NASA dodged a moon-sized bullet this past week. The MAVEN spacecraft required a burn on February 28, 2017, to avoid impact with Mars' moon, Phobos.

NASA decided to apply to burn to force maneuvers a week ahead of the potential collision on March 6. The acceleration pushed the velocity of MAVEN by 0.4 meters per second, which was enough to dodge past the moon.

Bruce Jakosky, MAVEN principal investigator, offered this in a statement about the course correction:

"Kudos to the [Jet Propulsion Laboratory] navigation and tracking teams for watching out for possible collisions every day of the year, and to the MAVEN spacecraft team for carrying out the maneuver flawlessly…"

Save that space money!

MAVEN's been orbiting Mars since 2014, and it's part of NASA's Mars Scout Program. That program is done, but it cost roughly $670 million in total. Losing MAVEN would have been a large chunk of change.

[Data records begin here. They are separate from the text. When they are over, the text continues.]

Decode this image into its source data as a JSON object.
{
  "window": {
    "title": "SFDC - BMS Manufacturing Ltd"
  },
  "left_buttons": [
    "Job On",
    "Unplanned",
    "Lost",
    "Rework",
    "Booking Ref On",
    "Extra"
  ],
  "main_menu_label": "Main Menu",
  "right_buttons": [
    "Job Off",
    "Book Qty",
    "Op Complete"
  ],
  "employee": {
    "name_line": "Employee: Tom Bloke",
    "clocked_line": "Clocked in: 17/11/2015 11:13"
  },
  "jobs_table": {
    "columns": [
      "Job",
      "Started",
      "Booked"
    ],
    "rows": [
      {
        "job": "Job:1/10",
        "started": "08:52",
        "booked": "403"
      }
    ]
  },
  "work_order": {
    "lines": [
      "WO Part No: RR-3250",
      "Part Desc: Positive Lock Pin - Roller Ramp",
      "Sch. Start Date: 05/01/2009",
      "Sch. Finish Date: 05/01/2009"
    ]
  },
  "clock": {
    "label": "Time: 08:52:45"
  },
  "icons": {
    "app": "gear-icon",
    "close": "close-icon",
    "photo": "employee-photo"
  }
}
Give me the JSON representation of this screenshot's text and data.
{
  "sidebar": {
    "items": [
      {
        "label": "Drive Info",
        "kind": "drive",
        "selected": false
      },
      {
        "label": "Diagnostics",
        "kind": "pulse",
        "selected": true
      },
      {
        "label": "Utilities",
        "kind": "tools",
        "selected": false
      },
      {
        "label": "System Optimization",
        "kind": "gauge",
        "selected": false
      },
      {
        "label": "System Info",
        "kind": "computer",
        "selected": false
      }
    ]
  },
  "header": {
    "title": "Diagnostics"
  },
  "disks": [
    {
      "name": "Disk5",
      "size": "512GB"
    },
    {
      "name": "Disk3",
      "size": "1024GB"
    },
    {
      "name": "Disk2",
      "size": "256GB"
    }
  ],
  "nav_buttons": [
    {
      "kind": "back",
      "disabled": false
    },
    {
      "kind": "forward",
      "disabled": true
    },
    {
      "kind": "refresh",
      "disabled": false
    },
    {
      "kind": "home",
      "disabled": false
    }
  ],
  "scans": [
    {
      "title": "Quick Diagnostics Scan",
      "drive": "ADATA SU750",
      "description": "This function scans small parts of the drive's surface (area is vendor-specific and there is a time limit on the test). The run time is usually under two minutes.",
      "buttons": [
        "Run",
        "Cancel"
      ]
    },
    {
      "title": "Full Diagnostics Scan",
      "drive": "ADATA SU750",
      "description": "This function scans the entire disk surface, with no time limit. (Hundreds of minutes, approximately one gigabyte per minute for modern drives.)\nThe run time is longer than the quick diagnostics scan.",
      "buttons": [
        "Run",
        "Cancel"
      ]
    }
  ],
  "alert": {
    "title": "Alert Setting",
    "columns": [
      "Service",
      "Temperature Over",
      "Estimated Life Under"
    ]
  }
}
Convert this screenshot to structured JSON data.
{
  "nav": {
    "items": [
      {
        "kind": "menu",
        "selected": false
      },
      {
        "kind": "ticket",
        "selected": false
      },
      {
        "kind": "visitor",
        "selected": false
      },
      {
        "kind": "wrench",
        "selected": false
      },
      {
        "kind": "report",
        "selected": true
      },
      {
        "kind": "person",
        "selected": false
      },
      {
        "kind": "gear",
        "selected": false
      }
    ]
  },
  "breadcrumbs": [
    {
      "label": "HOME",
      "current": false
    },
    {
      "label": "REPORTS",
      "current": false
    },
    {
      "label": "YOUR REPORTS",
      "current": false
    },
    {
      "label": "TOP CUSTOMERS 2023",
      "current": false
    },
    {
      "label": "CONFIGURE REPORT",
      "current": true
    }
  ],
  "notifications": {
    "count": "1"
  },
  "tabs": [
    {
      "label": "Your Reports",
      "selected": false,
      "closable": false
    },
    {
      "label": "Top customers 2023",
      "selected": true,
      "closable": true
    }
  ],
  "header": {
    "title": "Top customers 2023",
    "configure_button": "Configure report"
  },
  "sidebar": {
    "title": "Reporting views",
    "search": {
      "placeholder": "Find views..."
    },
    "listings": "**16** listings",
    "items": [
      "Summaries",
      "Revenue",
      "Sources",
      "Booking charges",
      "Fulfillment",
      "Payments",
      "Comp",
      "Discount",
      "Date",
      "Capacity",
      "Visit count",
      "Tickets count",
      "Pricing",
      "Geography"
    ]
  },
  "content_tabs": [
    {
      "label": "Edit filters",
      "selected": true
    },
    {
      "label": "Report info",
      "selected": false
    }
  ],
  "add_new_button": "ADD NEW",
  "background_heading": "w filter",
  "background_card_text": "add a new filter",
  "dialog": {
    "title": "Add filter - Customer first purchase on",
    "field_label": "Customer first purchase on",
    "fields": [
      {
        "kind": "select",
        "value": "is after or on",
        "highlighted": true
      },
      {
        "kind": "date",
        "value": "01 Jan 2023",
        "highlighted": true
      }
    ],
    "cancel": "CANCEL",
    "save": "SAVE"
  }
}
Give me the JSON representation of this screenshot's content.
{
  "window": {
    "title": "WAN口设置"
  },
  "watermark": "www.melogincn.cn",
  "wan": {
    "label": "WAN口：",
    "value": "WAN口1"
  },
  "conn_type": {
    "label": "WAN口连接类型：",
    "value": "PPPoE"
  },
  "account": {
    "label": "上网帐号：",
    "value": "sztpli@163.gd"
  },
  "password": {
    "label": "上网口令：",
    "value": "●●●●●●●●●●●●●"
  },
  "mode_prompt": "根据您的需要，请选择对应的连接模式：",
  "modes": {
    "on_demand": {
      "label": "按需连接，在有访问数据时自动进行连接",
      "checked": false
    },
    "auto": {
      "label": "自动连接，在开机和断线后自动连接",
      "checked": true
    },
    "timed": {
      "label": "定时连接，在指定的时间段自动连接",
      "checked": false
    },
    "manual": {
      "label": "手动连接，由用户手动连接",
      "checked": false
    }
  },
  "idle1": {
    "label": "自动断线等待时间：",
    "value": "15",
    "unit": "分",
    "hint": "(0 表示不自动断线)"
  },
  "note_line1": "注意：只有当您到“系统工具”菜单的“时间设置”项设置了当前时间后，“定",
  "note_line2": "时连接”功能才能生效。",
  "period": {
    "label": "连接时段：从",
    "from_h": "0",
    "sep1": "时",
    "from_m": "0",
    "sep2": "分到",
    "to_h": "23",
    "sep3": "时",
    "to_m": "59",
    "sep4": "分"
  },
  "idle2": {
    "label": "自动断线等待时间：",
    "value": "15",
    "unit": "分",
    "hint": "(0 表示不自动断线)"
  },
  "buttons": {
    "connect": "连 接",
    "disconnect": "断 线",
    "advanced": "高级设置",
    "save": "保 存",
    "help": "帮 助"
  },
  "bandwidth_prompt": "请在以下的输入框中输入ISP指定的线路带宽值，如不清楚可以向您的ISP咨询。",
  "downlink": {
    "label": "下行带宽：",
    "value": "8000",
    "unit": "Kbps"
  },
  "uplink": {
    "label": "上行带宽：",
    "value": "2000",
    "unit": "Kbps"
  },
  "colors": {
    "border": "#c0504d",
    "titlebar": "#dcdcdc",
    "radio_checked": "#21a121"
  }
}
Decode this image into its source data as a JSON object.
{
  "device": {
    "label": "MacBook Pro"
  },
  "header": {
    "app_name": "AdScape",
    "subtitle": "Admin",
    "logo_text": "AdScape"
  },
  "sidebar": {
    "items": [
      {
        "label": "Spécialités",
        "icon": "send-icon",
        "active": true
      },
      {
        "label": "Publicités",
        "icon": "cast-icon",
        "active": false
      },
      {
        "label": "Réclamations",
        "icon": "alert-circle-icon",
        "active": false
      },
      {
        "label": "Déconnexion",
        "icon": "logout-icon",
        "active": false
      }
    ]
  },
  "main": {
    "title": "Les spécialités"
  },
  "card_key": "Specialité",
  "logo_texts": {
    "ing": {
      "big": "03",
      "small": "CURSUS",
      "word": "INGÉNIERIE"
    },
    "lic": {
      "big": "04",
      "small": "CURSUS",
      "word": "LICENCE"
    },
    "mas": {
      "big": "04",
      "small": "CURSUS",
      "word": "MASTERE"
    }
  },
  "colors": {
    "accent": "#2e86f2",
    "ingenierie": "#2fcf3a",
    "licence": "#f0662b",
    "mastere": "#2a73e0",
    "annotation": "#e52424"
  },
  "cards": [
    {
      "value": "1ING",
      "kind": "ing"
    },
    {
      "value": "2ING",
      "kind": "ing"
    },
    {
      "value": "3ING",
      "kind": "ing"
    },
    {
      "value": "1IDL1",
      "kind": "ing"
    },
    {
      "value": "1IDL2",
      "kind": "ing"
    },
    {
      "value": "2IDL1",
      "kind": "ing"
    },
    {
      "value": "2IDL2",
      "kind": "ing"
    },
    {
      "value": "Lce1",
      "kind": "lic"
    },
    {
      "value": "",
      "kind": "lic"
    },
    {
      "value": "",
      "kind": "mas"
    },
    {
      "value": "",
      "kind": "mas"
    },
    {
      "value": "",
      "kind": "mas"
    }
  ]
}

There's no telling how soon NASA would have been able to get another spacecraft inserted into Mars' orbit, so this save was crucial.